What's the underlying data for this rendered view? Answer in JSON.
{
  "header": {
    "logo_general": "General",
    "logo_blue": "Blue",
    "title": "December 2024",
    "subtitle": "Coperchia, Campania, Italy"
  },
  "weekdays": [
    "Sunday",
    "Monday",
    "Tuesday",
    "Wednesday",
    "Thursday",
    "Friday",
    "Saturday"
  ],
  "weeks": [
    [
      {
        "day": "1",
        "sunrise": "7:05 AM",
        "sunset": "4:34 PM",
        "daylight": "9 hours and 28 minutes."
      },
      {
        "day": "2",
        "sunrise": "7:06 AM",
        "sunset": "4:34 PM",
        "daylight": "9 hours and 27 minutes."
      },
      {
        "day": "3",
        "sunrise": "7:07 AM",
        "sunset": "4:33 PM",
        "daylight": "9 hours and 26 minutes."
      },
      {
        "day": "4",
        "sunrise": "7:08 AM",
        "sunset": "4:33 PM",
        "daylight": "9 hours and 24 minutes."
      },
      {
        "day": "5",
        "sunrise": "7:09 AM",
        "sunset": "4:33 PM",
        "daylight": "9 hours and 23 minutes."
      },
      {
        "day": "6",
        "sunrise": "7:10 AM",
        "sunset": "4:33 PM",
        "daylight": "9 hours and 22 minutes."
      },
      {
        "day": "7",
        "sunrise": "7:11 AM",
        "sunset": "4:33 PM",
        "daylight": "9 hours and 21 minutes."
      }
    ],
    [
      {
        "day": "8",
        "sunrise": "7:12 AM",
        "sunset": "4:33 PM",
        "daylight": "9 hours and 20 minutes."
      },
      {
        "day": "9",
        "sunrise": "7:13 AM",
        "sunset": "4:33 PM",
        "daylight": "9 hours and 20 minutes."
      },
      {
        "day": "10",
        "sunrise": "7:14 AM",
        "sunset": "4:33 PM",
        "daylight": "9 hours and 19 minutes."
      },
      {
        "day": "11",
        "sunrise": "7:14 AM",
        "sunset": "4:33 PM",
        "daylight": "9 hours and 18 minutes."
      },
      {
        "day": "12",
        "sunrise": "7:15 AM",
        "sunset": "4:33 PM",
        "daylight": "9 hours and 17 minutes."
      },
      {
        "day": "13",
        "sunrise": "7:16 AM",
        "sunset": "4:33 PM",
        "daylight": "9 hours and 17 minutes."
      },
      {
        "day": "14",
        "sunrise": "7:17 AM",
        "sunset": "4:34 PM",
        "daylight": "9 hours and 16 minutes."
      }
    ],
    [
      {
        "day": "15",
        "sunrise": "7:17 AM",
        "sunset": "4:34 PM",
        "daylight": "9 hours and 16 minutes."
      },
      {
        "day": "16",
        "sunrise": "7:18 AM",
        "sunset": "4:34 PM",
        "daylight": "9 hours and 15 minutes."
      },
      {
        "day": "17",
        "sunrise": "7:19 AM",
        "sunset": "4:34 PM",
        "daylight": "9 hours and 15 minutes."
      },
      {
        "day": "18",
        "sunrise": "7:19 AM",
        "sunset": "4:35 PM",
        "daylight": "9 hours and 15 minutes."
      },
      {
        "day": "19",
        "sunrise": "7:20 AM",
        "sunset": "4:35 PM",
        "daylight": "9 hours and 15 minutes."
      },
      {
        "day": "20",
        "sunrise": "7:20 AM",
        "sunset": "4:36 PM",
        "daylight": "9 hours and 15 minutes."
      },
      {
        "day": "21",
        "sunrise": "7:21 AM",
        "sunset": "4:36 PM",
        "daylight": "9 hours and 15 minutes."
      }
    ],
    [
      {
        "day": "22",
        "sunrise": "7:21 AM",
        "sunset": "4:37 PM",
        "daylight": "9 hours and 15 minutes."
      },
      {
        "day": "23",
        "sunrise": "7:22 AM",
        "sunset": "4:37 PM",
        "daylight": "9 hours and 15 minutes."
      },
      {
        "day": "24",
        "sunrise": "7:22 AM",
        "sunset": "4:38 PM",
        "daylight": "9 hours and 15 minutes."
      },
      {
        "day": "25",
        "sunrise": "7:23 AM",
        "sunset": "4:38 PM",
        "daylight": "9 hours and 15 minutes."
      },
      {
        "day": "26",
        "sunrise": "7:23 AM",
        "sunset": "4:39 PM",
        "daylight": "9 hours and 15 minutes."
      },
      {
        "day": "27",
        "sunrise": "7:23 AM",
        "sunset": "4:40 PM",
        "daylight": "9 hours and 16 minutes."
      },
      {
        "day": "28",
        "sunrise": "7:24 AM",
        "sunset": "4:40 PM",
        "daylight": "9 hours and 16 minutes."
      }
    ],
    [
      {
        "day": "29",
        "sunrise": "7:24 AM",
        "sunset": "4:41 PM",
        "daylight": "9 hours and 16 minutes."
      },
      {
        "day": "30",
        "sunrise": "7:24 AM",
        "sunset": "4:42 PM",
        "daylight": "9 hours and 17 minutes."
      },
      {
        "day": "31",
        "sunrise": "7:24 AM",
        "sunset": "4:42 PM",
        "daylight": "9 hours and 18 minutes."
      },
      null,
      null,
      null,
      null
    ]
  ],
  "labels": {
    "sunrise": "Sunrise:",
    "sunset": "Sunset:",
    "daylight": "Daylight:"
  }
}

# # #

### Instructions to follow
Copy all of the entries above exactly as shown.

### Reply
What's the underlying data for this rendered view? Answer in JSON.
{
  "header": {
    "logo_general": "General",
    "logo_blue": "Blue",
    "title": "December 2024",
    "subtitle": "Coperchia, Campania, Italy"
  },
  "weekdays": [
    "Sunday",
    "Monday",
    "Tuesday",
    "Wednesday",
    "Thursday",
    "Friday",
    "Saturday"
  ],
  "weeks": [
    [
      {
        "day": "1",
        "sunrise": "7:05 AM",
        "sunset": "4:34 PM",
        "daylight": "9 hours and 28 minutes."
      },
      {
        "day": "2",
        "sunrise": "7:06 AM",
        "sunset": "4:34 PM",
        "daylight": "9 hours and 27 minutes."
      },
      {
        "day": "3",
        "sunrise": "7:07 AM",
        "sunset": "4:33 PM",
        "daylight": "9 hours and 26 minutes."
      },
      {
        "day": "4",
        "sunrise": "7:08 AM",
        "sunset": "4:33 PM",
        "daylight": "9 hours and 24 minutes."
      },
      {
        "day": "5",
        "sunrise": "7:09 AM",
        "sunset": "4:33 PM",
        "daylight": "9 hours and 23 minutes."
      },
      {
        "day": "6",
        "sunrise": "7:10 AM",
        "sunset": "4:33 PM",
        "daylight": "9 hours and 22 minutes."
      },
      {
        "day": "7",
        "sunrise": "7:11 AM",
        "sunset": "4:33 PM",
        "daylight": "9 hours and 21 minutes."
      }
    ],
    [
      {
        "day": "8",
        "sunrise": "7:12 AM",
        "sunset": "4:33 PM",
        "daylight": "9 hours and 20 minutes."
      },
      {
        "day": "9",
        "sunrise": "7:13 AM",
        "sunset": "4:33 PM",
        "daylight": "9 hours and 20 minutes."
      },
      {
        "day": "10",
        "sunrise": "7:14 AM",
        "sunset": "4:33 PM",
        "daylight": "9 hours and 19 minutes."
      },
      {
        "day": "11",
        "sunrise": "7:14 AM",
        "sunset": "4:33 PM",
        "daylight": "9 hours and 18 minutes."
      },
      {
        "day": "12",
        "sunrise": "7:15 AM",
        "sunset": "4:33 PM",
        "daylight": "9 hours and 17 minutes."
      },
      {
        "day": "13",
        "sunrise": "7:16 AM",
        "sunset": "4:33 PM",
        "daylight": "9 hours and 17 minutes."
      },
      {
        "day": "14",
        "sunrise": "7:17 AM",
        "sunset": "4:34 PM",
        "daylight": "9 hours and 16 minutes."
      }
    ],
    [
      {
        "day": "15",
        "sunrise": "7:17 AM",
        "sunset": "4:34 PM",
        "daylight": "9 hours and 16 minutes."
      },
      {
        "day": "16",
        "sunrise": "7:18 AM",
        "sunset": "4:34 PM",
        "daylight": "9 hours and 15 minutes."
      },
      {
        "day": "17",
        "sunrise": "7:19 AM",
        "sunset": "4:34 PM",
        "daylight": "9 hours and 15 minutes."
      },
      {
        "day": "18",
        "sunrise": "7:19 AM",
        "sunset": "4:35 PM",
        "daylight": "9 hours and 15 minutes."
      },
      {
        "day": "19",
        "sunrise": "7:20 AM",
        "sunset": "4:35 PM",
        "daylight": "9 hours and 15 minutes."
      },
      {
        "day": "20",
        "sunrise": "7:20 AM",
        "sunset": "4:36 PM",
        "daylight": "9 hours and 15 minutes."
      },
      {
        "day": "21",
        "sunrise": "7:21 AM",
        "sunset": "4:36 PM",
        "daylight": "9 hours and 15 minutes."
      }
    ],
    [
      {
        "day": "22",
        "sunrise": "7:21 AM",
        "sunset": "4:37 PM",
        "daylight": "9 hours and 15 minutes."
      },
      {
        "day": "23",
        "sunrise": "7:22 AM",
        "sunset": "4:37 PM",
        "daylight": "9 hours and 15 minutes."
      },
      {
        "day": "24",
        "sunrise": "7:22 AM",
        "sunset": "4:38 PM",
        "daylight": "9 hours and 15 minutes."
      },
      {
        "day": "25",
        "sunrise": "7:23 AM",
        "sunset": "4:38 PM",
        "daylight": "9 hours and 15 minutes."
      },
      {
        "day": "26",
        "sunrise": "7:23 AM",
        "sunset": "4:39 PM",
        "daylight": "9 hours and 15 minutes."
      },
      {
        "day": "27",
        "sunrise": "7:23 AM",
        "sunset": "4:40 PM",
        "daylight": "9 hours and 16 minutes."
      },
      {
        "day": "28",
        "sunrise": "7:24 AM",
        "sunset": "4:40 PM",
        "daylight": "9 hours and 16 minutes."
      }
    ],
    [
      {
        "day": "29",
        "sunrise": "7:24 AM",
        "sunset": "4:41 PM",
        "daylight": "9 hours and 16 minutes."
      },
      {
        "day": "30",
        "sunrise": "7:24 AM",
        "sunset": "4:42 PM",
        "daylight": "9 hours and 17 minutes."
      },
      {
        "day": "31",
        "sunrise": "7:24 AM",
        "sunset": "4:42 PM",
        "daylight": "9 hours and 18 minutes."
      },
      null,
      null,
      null,
      null
    ]
  ],
  "labels": {
    "sunrise": "Sunrise:",
    "sunset": "Sunset:",
    "daylight": "Daylight:"
  }
}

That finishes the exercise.